I didn’t know the half of it. Yes, we knew that Flynn had been bankrupted and pressured to plead guilty to a bogus charge of lying to the FBI. It had been widely rumored that he did so because the FBI had threatened his son, also called Michael Flynn, with another bogus charge.
What we did not know, but what the heroic efforts of Flynn’s new lawyer Sidney Powell has made clear is that the prosecutors (or perhaps I should say ‘persecutors’) had withheld exculpatory evidence from the Judge and that there had never been any reason for the FBI to interview Flynn in the first place. As Andrew McCarthy pointed out in a column for The Hill, ‘Under federal law, a false statement made to investigators is actionable only if it is material to the matter under investigation. If there was no basis to believe Flynn had committed a crime, his counsel could have argued that any false statements allegedly made by Flynn when he was questioned in January 2017 were immaterial.’

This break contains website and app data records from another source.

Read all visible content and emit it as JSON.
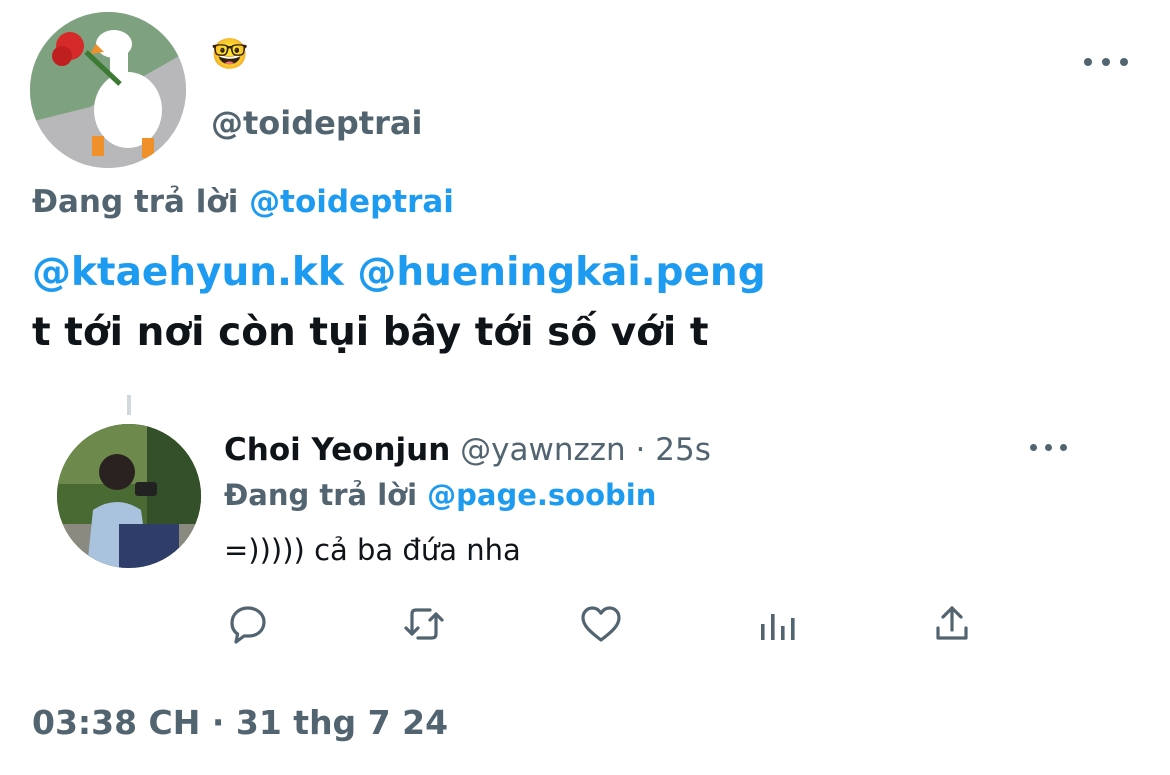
{
  "tweet": {
    "author": {
      "display_name": "🤓",
      "handle": "@toideptrai"
    },
    "reply_context": {
      "prefix": "Đang trả lời",
      "mention": "@toideptrai"
    },
    "mentions_line": "@ktaehyun.kk @hueningkai.peng",
    "body_line": "t tới nơi còn tụi bây tới số với t",
    "timestamp": "03:38 CH · 31 thg 7 24",
    "more_icon": "more-horizontal-icon"
  },
  "quoted": {
    "display_name": "Choi Yeonjun",
    "handle": "@yawnzzn",
    "separator": " · ",
    "time": "25s",
    "reply_context": {
      "prefix": "Đang trả lời",
      "mention": "@page.soobin"
    },
    "text": "=))))) cả ba đứa nha",
    "actions": [
      "reply-icon",
      "retweet-icon",
      "like-icon",
      "analytics-icon",
      "share-icon"
    ]
  },
  "colors": {
    "accent": "#1d9bf0",
    "muted": "#536471",
    "text": "#0f1419"
  }
}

By early January, the FBI had concluded that there was no case against Flynn. It was planning to close the case when at the last minute Peter Strzok, disgraced former head of counter-intelligence at the Bureau, intervened personally to keep the case open. ‘Seventh floor involved,’ he said, i.e., the floor of big boss James Comey.
Why, if the FBI had concluded that Flynn was not guilty of collusion with the Russian, were two agents sent to lure him into a perjury trap? Simple. Let the disgraced former director of the FBI explain: ‘I sent them,’ he smirked to an interviewer, much to the delight of her anti-Trump audience, who had a good laugh over that. It was, he admitted, ‘something we, I probably wouldn’t have done or gotten away with in a more organized investigation — a more organized administration.’ Gotten away with, you understand. ‘What is our goal?,’ a recently released handwritten note from a top agent about the Flynn interview reads, ‘Truth/Admission, or to get him to lie, so we can prosecute him or get him fired?’ The FBI motto, incidentally, is ‘Fidelity, Bravery, Integrity’. How’s that working out?
Andrew McCarthy got to the nub of the issue when he told Martha MacCallum that ‘What we are seeing is a meticulously planned-out scheme to try to get a 33-year combat veteran of the United States to say something that was inaccurate so that they would have a basis to try to charge him with false statements or otherwise get him fired.’ Wow.
Kim Strassel, in a blistering piece for the Wall Street Journal, noted that ‘the FBI exists to investigate crimes, not to create them’. But the FBI in the Obama administration regularly created or committed crimes. They spied on Americans without proper authorization. They unmasked the identities of Americans when the law expressly forbade that. They knowingly relied on Russian disinformation in an effort to frame the President of the United States. They brought the awesome police power of the state to bear on innocent people, destroying the reputations and livelihoods. The recent revelations about its effort to destroy Michael Flynn underscore the pertinence of a recent tweet from Nikki Haley, the President’s former Ambassador to the United Nations. ‘Letting Gen. Flynn off is not enough. People need to pay for this and the FBI needs to answer to how the public can have confidence that it will never happen again. Shameful.’ Amen to that.